However, the courts held that the taxpayer is precluded from contesting the waiver on the basis of estoppel and pari-delicto (mutual fault).
In the case of Rizal Commercial Banking Corp. (RCBC) vs. CIR (GR170257, Sept. 7, 2011), the Supreme Court ruled that RCBC, by partially paying the revised assessments issued within the extended period as provided for in the questioned waivers, impliedly admitted the validity of those waivers. The SC held that had RCBC truly believed that the waivers were invalid and that the assessments were issued beyond the prescriptive period, it should not have paid the reduced amount of taxes in the revised assessment. The SC considered RCBC’s subsequent action to have effectively belied its insistence that the waivers are invalid. Thus, the SC held that RCBC is estopped from questioning the validity of the waivers.

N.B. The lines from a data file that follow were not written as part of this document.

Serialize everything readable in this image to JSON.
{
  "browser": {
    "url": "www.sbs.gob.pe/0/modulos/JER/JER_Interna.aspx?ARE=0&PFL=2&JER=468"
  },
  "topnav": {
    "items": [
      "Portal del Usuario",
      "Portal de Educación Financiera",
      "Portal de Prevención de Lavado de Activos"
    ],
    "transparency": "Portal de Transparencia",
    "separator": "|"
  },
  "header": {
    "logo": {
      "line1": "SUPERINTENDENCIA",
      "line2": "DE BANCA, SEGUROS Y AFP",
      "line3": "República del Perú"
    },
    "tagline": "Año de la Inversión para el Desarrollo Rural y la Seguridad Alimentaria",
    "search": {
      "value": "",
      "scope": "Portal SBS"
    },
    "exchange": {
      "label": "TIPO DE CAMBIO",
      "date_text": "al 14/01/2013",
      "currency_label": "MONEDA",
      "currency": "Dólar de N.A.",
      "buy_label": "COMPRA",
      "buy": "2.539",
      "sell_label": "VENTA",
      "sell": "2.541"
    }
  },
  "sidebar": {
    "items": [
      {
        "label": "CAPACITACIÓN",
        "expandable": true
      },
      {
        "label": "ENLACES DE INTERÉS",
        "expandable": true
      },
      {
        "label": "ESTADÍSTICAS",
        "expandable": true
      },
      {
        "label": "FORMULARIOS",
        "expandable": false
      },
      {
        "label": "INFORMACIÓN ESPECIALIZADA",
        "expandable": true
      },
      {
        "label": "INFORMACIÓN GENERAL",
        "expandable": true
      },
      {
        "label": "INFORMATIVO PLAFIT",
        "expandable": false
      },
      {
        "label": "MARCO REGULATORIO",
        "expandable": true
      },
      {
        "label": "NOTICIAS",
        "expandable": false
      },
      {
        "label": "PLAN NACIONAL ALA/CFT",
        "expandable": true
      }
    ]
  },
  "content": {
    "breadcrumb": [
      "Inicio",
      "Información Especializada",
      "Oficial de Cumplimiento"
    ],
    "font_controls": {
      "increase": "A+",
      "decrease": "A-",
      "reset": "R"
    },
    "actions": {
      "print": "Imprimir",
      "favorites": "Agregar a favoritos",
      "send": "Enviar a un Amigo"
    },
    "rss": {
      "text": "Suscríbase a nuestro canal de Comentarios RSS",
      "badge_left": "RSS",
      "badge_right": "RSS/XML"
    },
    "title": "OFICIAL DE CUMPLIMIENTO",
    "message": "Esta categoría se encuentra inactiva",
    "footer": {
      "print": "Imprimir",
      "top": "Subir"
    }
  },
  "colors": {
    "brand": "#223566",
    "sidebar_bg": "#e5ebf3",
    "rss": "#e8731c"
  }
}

Furthermore, in CIR vs. Next Mobile Inc. (Next Mobile) (GR212825, Dec. 7, 2015), the SC held that both the BIR and the taxpayer, in this case, are in pari delicto. In this case, Next Mobile executed waivers through their representative although her authority to sign these waivers was not presented upon their submission to the BIR. On the other hand, the BIR has failed five times to verify the authority of the said representative to execute the waivers. The SC ruled that both parties knew the infirmities of the waivers, yet they continued dealing with each other without rectifying such infirmities. Next Mobile deliberately executed defective waivers and then raised the very same deficiencies it caused to avoid the tax liability, when by virtue of these waivers, it was given the opportunity to gather and submit documents to substantiate its claims during the investigation.
Hence, the SC held that after enjoying such benefits and allowing the BIR to rely on such waivers, Next Mobile is estopped from challenging its validity.
After the passage of the Next Mobile case, the BIR issued Revenue Memorandum Circular 141-19 revising and relaxing some requirements of a valid waiver to include the following:
a) The condition that the delegation of authority to a representative be in writing and notarized is no longer required
b) The taxpayer cannot seek to invalidate his waiver by contesting the authority of his own representative
c) The date of acceptance by the BIR officer is no longer required to be indicated for the waiver’s validity
d) The waiver may or may not be notarized; it is sufficient that the waiver is in writing
e) The taxpayer is charged with the burden of ensuring that his waiver is validly executed when submitted to the BIR
In the more recent case of UPS-DELBROS Transport Inc. vs. CIR (CTA EB 2031 and 2031, Nov. 19, 2020), the Court of Tax Appeals ruled that the waivers are still valid and its failure to state the kind of tax covered and the amount due are not fatal, which will cause its nullification. Thus, the waiver may simply state “all internal revenue taxes,” since it is only the assessment stage where the tax liability of the taxpayer is determined.
It is clear that a taxpayer may contest the validity of a waiver but there are also instances when it will be precluded to do so. The requirements have been changed and relaxed. Also, the taxpayer now has the burden to ensure that the waiver is validly executed. Thus, taxpayers should be aware of the due requisites for a valid waiver.
Ellaine Anne L. Bernardino is a junior associate of Mata-Perez, Tamayo & Francisco (MTF Counsel). This article is for general information only and is not a substitute for professional advice where the facts and circumstances warrant. If you have any question or comment regarding this article, you may email the author at firstname.lastname@example.org or visit MTF website at www.mtfcounsel.com.